## Material to process:

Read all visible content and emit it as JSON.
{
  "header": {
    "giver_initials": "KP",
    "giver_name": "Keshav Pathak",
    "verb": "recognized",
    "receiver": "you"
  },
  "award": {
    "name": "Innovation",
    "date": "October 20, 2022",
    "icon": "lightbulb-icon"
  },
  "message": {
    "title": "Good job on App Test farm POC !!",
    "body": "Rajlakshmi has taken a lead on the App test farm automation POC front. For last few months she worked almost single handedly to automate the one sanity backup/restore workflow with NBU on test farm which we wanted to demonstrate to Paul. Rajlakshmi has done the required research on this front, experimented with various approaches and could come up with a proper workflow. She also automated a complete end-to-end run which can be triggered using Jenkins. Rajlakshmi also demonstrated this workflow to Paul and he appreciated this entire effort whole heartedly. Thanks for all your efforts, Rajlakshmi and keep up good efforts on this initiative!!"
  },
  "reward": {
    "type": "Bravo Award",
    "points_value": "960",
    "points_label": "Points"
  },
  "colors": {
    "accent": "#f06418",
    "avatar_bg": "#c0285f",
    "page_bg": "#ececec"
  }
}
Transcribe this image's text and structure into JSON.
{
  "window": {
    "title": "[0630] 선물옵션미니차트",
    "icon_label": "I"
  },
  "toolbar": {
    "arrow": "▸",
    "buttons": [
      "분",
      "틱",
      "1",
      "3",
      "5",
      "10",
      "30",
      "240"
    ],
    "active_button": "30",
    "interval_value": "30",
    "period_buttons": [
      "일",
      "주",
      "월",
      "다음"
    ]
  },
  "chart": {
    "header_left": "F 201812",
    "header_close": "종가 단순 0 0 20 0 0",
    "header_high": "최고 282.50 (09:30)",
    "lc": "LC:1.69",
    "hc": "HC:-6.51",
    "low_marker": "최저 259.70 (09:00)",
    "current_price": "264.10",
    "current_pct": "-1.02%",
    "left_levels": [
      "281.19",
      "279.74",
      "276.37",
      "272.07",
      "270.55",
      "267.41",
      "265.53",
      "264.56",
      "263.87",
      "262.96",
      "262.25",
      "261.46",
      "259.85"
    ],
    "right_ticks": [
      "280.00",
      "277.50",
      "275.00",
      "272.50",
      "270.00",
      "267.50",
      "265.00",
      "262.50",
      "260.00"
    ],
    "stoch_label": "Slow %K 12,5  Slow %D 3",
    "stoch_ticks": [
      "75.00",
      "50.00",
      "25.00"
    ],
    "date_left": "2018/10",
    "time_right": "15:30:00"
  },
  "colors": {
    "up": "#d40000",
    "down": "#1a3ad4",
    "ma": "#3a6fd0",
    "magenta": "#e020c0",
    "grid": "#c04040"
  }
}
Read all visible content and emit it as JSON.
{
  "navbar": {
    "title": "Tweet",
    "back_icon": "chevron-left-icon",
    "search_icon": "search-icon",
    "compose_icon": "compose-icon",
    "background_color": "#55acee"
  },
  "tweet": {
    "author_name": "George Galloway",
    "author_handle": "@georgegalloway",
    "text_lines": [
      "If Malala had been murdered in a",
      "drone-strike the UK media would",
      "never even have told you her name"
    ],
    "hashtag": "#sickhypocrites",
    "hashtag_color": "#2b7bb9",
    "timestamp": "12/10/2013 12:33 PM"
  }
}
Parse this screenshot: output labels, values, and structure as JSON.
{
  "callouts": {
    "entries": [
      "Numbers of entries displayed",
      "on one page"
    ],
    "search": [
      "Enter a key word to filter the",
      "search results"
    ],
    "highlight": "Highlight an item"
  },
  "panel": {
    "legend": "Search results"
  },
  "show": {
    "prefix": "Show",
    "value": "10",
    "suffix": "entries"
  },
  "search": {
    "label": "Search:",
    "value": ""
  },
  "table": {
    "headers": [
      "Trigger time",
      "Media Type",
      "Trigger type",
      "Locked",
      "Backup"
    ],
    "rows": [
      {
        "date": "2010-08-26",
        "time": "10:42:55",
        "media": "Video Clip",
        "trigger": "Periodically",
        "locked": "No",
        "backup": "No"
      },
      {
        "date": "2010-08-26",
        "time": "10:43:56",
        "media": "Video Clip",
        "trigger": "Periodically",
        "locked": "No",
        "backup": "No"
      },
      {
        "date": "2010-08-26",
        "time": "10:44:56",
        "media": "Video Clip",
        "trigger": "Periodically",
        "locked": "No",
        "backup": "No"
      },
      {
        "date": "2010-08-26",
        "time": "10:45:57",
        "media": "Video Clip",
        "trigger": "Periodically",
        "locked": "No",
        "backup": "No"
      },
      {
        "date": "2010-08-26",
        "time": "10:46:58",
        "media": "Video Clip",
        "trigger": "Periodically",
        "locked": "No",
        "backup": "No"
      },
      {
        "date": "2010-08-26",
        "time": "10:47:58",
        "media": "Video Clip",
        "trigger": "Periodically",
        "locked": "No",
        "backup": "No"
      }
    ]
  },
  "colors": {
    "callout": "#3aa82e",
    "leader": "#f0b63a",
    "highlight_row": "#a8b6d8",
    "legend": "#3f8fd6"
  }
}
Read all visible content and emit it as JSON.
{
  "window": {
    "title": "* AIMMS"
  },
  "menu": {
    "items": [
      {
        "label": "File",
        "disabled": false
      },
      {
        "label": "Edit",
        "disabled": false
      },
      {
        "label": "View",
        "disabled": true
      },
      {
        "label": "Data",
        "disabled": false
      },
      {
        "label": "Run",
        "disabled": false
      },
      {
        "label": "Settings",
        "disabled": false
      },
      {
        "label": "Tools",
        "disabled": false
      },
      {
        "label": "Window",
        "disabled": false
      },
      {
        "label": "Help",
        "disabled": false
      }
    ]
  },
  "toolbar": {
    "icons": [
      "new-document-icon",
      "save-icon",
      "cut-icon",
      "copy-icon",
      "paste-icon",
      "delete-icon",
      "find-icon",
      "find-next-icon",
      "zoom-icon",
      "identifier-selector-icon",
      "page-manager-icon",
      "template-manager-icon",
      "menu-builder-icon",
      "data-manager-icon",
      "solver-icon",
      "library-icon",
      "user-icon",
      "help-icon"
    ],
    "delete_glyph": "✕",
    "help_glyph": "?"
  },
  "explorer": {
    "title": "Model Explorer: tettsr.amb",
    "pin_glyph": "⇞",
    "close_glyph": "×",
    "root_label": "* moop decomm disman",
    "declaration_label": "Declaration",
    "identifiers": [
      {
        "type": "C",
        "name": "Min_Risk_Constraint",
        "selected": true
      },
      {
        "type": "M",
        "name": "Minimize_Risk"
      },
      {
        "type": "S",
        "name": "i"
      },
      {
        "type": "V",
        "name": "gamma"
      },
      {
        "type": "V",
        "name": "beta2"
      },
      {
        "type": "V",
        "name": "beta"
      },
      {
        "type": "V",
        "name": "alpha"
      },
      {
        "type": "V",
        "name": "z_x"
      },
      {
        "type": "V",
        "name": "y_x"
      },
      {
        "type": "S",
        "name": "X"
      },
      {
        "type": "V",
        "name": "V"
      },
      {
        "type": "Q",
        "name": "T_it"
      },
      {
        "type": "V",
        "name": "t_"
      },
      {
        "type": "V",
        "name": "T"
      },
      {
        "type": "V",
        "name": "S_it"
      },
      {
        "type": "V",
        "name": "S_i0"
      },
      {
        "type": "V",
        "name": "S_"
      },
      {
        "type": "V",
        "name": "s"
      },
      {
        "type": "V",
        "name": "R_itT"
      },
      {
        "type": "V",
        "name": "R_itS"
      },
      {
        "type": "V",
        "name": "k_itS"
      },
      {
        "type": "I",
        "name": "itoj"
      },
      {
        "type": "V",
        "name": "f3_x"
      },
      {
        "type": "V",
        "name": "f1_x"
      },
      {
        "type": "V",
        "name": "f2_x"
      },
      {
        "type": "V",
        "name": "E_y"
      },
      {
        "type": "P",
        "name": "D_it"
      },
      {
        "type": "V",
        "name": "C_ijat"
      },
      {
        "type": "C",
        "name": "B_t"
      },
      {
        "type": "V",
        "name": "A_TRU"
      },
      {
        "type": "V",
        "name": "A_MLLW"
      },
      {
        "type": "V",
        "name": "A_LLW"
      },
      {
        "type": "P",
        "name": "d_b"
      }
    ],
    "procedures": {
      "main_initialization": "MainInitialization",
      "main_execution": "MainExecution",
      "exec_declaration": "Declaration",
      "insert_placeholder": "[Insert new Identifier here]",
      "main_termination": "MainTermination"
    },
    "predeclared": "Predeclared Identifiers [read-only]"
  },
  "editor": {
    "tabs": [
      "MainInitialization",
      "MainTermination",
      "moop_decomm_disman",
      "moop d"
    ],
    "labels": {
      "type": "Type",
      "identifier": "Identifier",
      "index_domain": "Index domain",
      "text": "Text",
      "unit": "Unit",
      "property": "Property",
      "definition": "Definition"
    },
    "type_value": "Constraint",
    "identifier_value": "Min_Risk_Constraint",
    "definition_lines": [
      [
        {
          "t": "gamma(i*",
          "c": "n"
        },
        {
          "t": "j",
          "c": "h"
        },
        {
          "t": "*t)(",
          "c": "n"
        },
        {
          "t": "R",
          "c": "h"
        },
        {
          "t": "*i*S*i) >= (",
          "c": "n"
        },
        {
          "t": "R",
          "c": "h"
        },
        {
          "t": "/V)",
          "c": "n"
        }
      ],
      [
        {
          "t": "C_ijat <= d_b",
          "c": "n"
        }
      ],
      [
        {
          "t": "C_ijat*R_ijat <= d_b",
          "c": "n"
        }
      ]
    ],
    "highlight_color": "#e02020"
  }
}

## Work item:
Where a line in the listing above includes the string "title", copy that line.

## Exercise result:
    "title": "Good job on App Test farm POC !!",
    "title": "[0630] 선물옵션미니차트",
    "title": "Tweet",
    "title": "* AIMMS"
    "title": "Model Explorer: tettsr.amb",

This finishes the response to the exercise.